Repeat the entries without change, omitting the pictures.

Top of EXTRACTED ENTRIES

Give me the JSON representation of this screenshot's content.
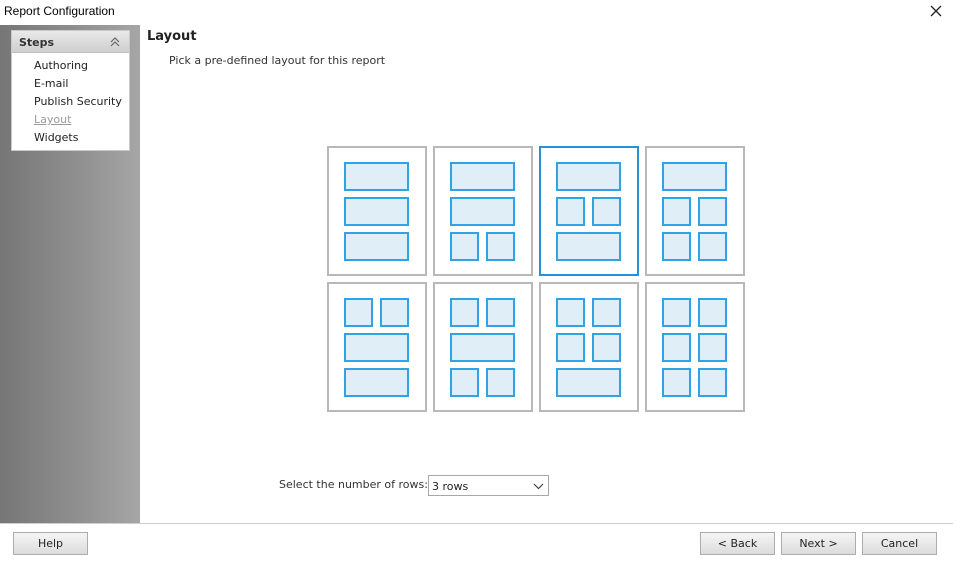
{
  "window": {
    "title": "Report Configuration"
  },
  "steps": {
    "header": "Steps",
    "items": [
      {
        "label": "Authoring",
        "current": false
      },
      {
        "label": "E-mail",
        "current": false
      },
      {
        "label": "Publish Security",
        "current": false
      },
      {
        "label": "Layout",
        "current": true
      },
      {
        "label": "Widgets",
        "current": false
      }
    ]
  },
  "main": {
    "title": "Layout",
    "subtitle": "Pick a pre-defined layout for this report"
  },
  "layouts": {
    "selected_index": 2,
    "options": [
      [
        "full",
        "full",
        "full"
      ],
      [
        "full",
        "full",
        "split"
      ],
      [
        "full",
        "split",
        "full"
      ],
      [
        "full",
        "split",
        "split"
      ],
      [
        "split",
        "full",
        "full"
      ],
      [
        "split",
        "full",
        "split"
      ],
      [
        "split",
        "split",
        "full"
      ],
      [
        "split",
        "split",
        "split"
      ]
    ]
  },
  "rows": {
    "label": "Select the number of rows:",
    "selected": "3 rows"
  },
  "buttons": {
    "help": "Help",
    "back": "< Back",
    "next": "Next >",
    "cancel": "Cancel"
  },
  "colors": {
    "accent": "#2ea3e6",
    "selected_border": "#2b8fd6",
    "cell_fill": "#dfeef7"
  },
  "icons": {
    "close": "close-icon",
    "collapse": "double-chevron-up-icon",
    "dropdown": "chevron-down-icon"
  }
}
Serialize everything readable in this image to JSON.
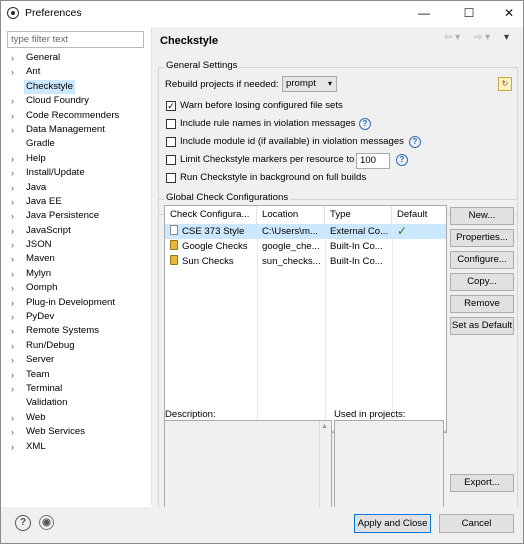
{
  "window": {
    "title": "Preferences"
  },
  "filter": {
    "placeholder": "type filter text"
  },
  "tree": [
    {
      "label": "General",
      "expandable": true
    },
    {
      "label": "Ant",
      "expandable": true
    },
    {
      "label": "Checkstyle",
      "expandable": false,
      "selected": true
    },
    {
      "label": "Cloud Foundry",
      "expandable": true
    },
    {
      "label": "Code Recommenders",
      "expandable": true
    },
    {
      "label": "Data Management",
      "expandable": true
    },
    {
      "label": "Gradle",
      "expandable": false
    },
    {
      "label": "Help",
      "expandable": true
    },
    {
      "label": "Install/Update",
      "expandable": true
    },
    {
      "label": "Java",
      "expandable": true
    },
    {
      "label": "Java EE",
      "expandable": true
    },
    {
      "label": "Java Persistence",
      "expandable": true
    },
    {
      "label": "JavaScript",
      "expandable": true
    },
    {
      "label": "JSON",
      "expandable": true
    },
    {
      "label": "Maven",
      "expandable": true
    },
    {
      "label": "Mylyn",
      "expandable": true
    },
    {
      "label": "Oomph",
      "expandable": true
    },
    {
      "label": "Plug-in Development",
      "expandable": true
    },
    {
      "label": "PyDev",
      "expandable": true
    },
    {
      "label": "Remote Systems",
      "expandable": true
    },
    {
      "label": "Run/Debug",
      "expandable": true
    },
    {
      "label": "Server",
      "expandable": true
    },
    {
      "label": "Team",
      "expandable": true
    },
    {
      "label": "Terminal",
      "expandable": true
    },
    {
      "label": "Validation",
      "expandable": false
    },
    {
      "label": "Web",
      "expandable": true
    },
    {
      "label": "Web Services",
      "expandable": true
    },
    {
      "label": "XML",
      "expandable": true
    }
  ],
  "page": {
    "title": "Checkstyle"
  },
  "general": {
    "group_label": "General Settings",
    "rebuild_label": "Rebuild projects if needed:",
    "rebuild_value": "prompt",
    "options": [
      {
        "label": "Warn before losing configured file sets",
        "checked": true,
        "help": false
      },
      {
        "label": "Include rule names in violation messages",
        "checked": false,
        "help": true
      },
      {
        "label": "Include module id (if available) in violation messages",
        "checked": false,
        "help": true
      },
      {
        "label": "Limit Checkstyle markers per resource to",
        "checked": false,
        "help": true,
        "value": "100"
      },
      {
        "label": "Run Checkstyle in background on full builds",
        "checked": false,
        "help": false
      }
    ]
  },
  "global": {
    "group_label": "Global Check Configurations",
    "columns": [
      "Check Configura...",
      "Location",
      "Type",
      "Default"
    ],
    "rows": [
      {
        "name": "CSE 373 Style",
        "location": "C:\\Users\\m...",
        "type": "External Co...",
        "default": "✓",
        "selected": true,
        "icon": "file-icon"
      },
      {
        "name": "Google Checks",
        "location": "google_che...",
        "type": "Built-In Co...",
        "default": "",
        "selected": false,
        "icon": "lock-icon"
      },
      {
        "name": "Sun Checks",
        "location": "sun_checks...",
        "type": "Built-In Co...",
        "default": "",
        "selected": false,
        "icon": "lock-icon"
      }
    ],
    "buttons": {
      "new": "New...",
      "properties": "Properties...",
      "configure": "Configure...",
      "copy": "Copy...",
      "remove": "Remove",
      "set_default": "Set as Default",
      "export": "Export..."
    },
    "description_label": "Description:",
    "used_label": "Used in projects:"
  },
  "footer": {
    "apply_close": "Apply and Close",
    "cancel": "Cancel"
  },
  "colors": {
    "selection": "#cce8ff",
    "accent": "#0078d7",
    "check": "#1a7f1a"
  }
}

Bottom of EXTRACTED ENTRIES

# RESULT
Give me the JSON representation of this screenshot's content.
{
  "window": {
    "title": "Report Configuration"
  },
  "steps": {
    "header": "Steps",
    "items": [
      {
        "label": "Authoring",
        "current": false
      },
      {
        "label": "E-mail",
        "current": false
      },
      {
        "label": "Publish Security",
        "current": false
      },
      {
        "label": "Layout",
        "current": true
      },
      {
        "label": "Widgets",
        "current": false
      }
    ]
  },
  "main": {
    "title": "Layout",
    "subtitle": "Pick a pre-defined layout for this report"
  },
  "layouts": {
    "selected_index": 2,
    "options": [
      [
        "full",
        "full",
        "full"
      ],
      [
        "full",
        "full",
        "split"
      ],
      [
        "full",
        "split",
        "full"
      ],
      [
        "full",
        "split",
        "split"
      ],
      [
        "split",
        "full",
        "full"
      ],
      [
        "split",
        "full",
        "split"
      ],
      [
        "split",
        "split",
        "full"
      ],
      [
        "split",
        "split",
        "split"
      ]
    ]
  },
  "rows": {
    "label": "Select the number of rows:",
    "selected": "3 rows"
  },
  "buttons": {
    "help": "Help",
    "back": "< Back",
    "next": "Next >",
    "cancel": "Cancel"
  },
  "colors": {
    "accent": "#2ea3e6",
    "selected_border": "#2b8fd6",
    "cell_fill": "#dfeef7"
  },
  "icons": {
    "close": "close-icon",
    "collapse": "double-chevron-up-icon",
    "dropdown": "chevron-down-icon"
  }
}
Serialize everything readable in this image to JSON.
{
  "window": {
    "title": "Preferences"
  },
  "filter": {
    "placeholder": "type filter text"
  },
  "tree": [
    {
      "label": "General",
      "expandable": true
    },
    {
      "label": "Ant",
      "expandable": true
    },
    {
      "label": "Checkstyle",
      "expandable": false,
      "selected": true
    },
    {
      "label": "Cloud Foundry",
      "expandable": true
    },
    {
      "label": "Code Recommenders",
      "expandable": true
    },
    {
      "label": "Data Management",
      "expandable": true
    },
    {
      "label": "Gradle",
      "expandable": false
    },
    {
      "label": "Help",
      "expandable": true
    },
    {
      "label": "Install/Update",
      "expandable": true
    },
    {
      "label": "Java",
      "expandable": true
    },
    {
      "label": "Java EE",
      "expandable": true
    },
    {
      "label": "Java Persistence",
      "expandable": true
    },
    {
      "label": "JavaScript",
      "expandable": true
    },
    {
      "label": "JSON",
      "expandable": true
    },
    {
      "label": "Maven",
      "expandable": true
    },
    {
      "label": "Mylyn",
      "expandable": true
    },
    {
      "label": "Oomph",
      "expandable": true
    },
    {
      "label": "Plug-in Development",
      "expandable": true
    },
    {
      "label": "PyDev",
      "expandable": true
    },
    {
      "label": "Remote Systems",
      "expandable": true
    },
    {
      "label": "Run/Debug",
      "expandable": true
    },
    {
      "label": "Server",
      "expandable": true
    },
    {
      "label": "Team",
      "expandable": true
    },
    {
      "label": "Terminal",
      "expandable": true
    },
    {
      "label": "Validation",
      "expandable": false
    },
    {
      "label": "Web",
      "expandable": true
    },
    {
      "label": "Web Services",
      "expandable": true
    },
    {
      "label": "XML",
      "expandable": true
    }
  ],
  "page": {
    "title": "Checkstyle"
  },
  "general": {
    "group_label": "General Settings",
    "rebuild_label": "Rebuild projects if needed:",
    "rebuild_value": "prompt",
    "options": [
      {
        "label": "Warn before losing configured file sets",
        "checked": true,
        "help": false
      },
      {
        "label": "Include rule names in violation messages",
        "checked": false,
        "help": true
      },
      {
        "label": "Include module id (if available) in violation messages",
        "checked": false,
        "help": true
      },
      {
        "label": "Limit Checkstyle markers per resource to",
        "checked": false,
        "help": true,
        "value": "100"
      },
      {
        "label": "Run Checkstyle in background on full builds",
        "checked": false,
        "help": false
      }
    ]
  },
  "global": {
    "group_label": "Global Check Configurations",
    "columns": [
      "Check Configura...",
      "Location",
      "Type",
      "Default"
    ],
    "rows": [
      {
        "name": "CSE 373 Style",
        "location": "C:\\Users\\m...",
        "type": "External Co...",
        "default": "✓",
        "selected": true,
        "icon": "file-icon"
      },
      {
        "name": "Google Checks",
        "location": "google_che...",
        "type": "Built-In Co...",
        "default": "",
        "selected": false,
        "icon": "lock-icon"
      },
      {
        "name": "Sun Checks",
        "location": "sun_checks...",
        "type": "Built-In Co...",
        "default": "",
        "selected": false,
        "icon": "lock-icon"
      }
    ],
    "buttons": {
      "new": "New...",
      "properties": "Properties...",
      "configure": "Configure...",
      "copy": "Copy...",
      "remove": "Remove",
      "set_default": "Set as Default",
      "export": "Export..."
    },
    "description_label": "Description:",
    "used_label": "Used in projects:"
  },
  "footer": {
    "apply_close": "Apply and Close",
    "cancel": "Cancel"
  },
  "colors": {
    "selection": "#cce8ff",
    "accent": "#0078d7",
    "check": "#1a7f1a"
  }
}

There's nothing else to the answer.